App and web page records

§

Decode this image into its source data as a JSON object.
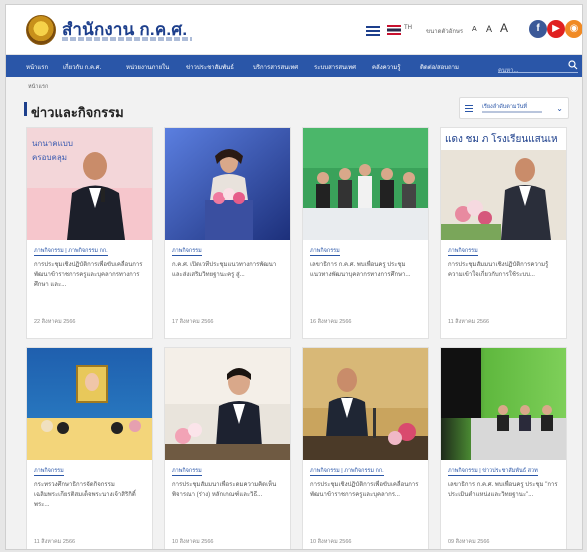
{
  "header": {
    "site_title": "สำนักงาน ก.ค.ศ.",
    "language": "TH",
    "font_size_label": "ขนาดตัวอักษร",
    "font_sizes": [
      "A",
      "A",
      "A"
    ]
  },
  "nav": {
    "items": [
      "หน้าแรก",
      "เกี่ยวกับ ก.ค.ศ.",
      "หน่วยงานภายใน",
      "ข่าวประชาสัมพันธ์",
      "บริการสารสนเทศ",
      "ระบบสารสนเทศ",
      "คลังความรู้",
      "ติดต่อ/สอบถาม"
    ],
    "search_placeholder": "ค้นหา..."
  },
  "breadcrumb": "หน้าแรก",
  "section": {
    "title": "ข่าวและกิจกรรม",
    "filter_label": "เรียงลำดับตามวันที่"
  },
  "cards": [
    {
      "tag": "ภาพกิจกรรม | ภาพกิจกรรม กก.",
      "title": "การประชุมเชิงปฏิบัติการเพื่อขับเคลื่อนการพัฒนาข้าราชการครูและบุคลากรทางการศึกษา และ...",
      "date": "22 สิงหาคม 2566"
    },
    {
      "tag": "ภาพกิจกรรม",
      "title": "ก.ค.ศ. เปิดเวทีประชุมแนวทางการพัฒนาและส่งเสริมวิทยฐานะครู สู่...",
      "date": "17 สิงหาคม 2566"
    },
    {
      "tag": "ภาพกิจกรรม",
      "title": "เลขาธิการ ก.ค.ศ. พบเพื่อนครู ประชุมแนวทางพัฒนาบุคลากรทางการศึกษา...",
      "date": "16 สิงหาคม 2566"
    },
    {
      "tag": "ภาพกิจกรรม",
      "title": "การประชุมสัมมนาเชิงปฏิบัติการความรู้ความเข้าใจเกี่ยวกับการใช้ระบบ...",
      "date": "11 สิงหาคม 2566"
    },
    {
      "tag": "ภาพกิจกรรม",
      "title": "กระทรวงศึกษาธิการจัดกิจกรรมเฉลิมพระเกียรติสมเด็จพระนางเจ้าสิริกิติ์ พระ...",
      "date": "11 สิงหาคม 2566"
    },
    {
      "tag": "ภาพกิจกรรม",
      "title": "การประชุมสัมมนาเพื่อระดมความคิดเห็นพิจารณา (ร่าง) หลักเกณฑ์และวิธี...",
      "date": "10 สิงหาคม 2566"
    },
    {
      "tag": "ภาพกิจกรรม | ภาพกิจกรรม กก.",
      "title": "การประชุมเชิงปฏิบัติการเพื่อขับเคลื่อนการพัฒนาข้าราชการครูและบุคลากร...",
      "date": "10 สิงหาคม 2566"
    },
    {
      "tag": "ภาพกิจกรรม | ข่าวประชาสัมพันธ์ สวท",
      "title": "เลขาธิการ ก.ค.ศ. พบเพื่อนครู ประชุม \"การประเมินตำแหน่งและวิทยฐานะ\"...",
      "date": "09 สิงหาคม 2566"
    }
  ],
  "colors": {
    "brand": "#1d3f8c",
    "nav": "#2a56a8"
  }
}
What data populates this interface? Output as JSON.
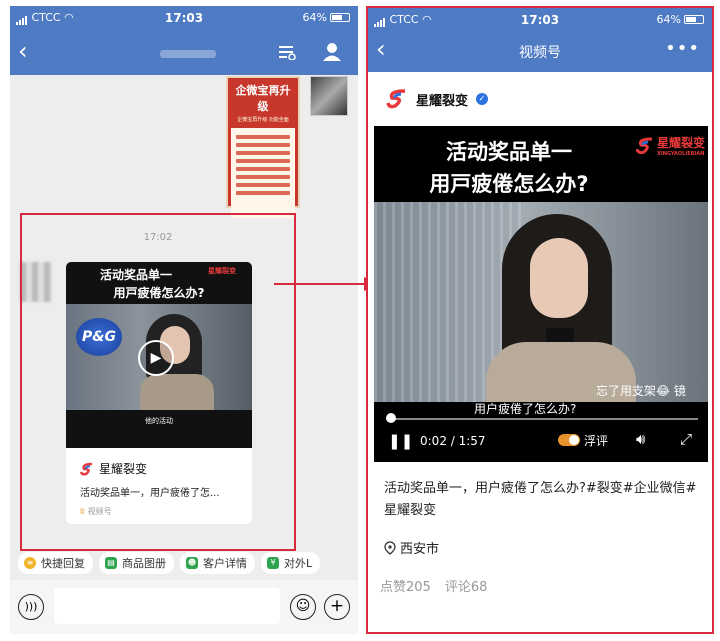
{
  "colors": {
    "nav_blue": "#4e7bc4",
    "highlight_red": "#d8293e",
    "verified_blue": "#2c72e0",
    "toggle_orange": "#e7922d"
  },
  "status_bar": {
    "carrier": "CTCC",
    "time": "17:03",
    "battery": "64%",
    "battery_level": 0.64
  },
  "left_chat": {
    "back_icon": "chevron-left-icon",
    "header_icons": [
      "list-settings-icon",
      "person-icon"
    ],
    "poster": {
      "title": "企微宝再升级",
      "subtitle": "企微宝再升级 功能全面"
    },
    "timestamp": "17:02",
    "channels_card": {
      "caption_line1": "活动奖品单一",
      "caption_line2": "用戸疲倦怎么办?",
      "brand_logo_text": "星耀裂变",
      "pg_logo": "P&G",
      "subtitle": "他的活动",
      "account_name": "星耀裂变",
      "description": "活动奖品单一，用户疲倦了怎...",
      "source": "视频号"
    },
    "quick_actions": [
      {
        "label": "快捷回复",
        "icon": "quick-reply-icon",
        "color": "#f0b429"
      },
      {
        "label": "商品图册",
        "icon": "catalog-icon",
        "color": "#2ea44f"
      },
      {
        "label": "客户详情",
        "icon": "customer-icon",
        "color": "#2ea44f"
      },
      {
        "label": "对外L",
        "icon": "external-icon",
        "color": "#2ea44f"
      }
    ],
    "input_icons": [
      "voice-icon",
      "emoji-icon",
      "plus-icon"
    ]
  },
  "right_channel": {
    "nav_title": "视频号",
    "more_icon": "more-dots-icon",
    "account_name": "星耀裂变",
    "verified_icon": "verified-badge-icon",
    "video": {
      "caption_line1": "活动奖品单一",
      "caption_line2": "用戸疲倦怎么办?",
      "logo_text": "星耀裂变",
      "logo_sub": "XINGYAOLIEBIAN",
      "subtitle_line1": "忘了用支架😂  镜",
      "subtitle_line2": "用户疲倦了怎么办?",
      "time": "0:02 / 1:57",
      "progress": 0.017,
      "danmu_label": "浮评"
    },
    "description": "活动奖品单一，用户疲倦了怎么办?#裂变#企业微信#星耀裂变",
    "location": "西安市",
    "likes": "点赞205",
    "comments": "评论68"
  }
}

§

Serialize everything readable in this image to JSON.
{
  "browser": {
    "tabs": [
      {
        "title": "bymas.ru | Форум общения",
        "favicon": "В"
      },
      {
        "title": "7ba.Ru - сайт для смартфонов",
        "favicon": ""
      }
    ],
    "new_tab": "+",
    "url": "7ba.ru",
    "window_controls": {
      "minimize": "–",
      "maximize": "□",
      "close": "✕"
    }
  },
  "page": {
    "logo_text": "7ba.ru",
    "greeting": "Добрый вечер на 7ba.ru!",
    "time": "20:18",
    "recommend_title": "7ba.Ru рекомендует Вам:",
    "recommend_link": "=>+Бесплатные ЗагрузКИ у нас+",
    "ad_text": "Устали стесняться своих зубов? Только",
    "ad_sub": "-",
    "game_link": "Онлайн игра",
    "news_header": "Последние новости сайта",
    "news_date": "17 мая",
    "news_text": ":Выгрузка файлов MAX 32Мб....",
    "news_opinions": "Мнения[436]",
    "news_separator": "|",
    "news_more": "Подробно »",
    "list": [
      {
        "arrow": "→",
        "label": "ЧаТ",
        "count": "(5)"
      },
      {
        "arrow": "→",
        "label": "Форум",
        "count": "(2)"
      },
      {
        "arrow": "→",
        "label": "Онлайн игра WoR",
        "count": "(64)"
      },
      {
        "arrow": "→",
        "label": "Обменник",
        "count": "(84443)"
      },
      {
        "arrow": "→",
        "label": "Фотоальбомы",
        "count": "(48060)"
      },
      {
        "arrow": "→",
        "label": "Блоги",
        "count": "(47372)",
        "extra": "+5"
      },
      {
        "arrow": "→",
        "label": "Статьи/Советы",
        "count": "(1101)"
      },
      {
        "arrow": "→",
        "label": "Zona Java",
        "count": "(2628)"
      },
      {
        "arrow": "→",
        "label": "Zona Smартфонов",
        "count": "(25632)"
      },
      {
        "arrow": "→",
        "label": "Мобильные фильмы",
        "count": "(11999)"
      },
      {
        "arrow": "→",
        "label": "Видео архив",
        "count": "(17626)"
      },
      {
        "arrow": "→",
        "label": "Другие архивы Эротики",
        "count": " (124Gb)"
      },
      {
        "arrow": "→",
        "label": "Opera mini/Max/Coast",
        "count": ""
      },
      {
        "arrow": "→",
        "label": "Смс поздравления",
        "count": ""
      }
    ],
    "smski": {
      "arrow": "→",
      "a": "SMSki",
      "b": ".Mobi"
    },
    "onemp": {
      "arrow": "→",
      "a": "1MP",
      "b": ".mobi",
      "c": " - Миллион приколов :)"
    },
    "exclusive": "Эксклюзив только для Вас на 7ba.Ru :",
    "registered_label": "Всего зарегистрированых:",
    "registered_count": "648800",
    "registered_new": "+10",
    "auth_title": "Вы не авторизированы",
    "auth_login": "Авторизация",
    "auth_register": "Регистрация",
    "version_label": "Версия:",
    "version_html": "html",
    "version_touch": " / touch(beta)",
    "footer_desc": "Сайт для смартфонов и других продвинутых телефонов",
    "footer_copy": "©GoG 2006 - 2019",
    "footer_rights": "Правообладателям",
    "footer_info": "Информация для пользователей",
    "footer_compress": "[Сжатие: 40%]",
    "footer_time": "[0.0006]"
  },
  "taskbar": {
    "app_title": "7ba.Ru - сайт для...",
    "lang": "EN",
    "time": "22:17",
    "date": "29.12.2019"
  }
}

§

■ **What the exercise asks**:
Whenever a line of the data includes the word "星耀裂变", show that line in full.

■ **Problem solution**:
      "brand_logo_text": "星耀裂变",
      "account_name": "星耀裂变",
    "account_name": "星耀裂变",
      "logo_text": "星耀裂变",
    "description": "活动奖品单一，用户疲倦了怎么办?#裂变#企业微信#星耀裂变",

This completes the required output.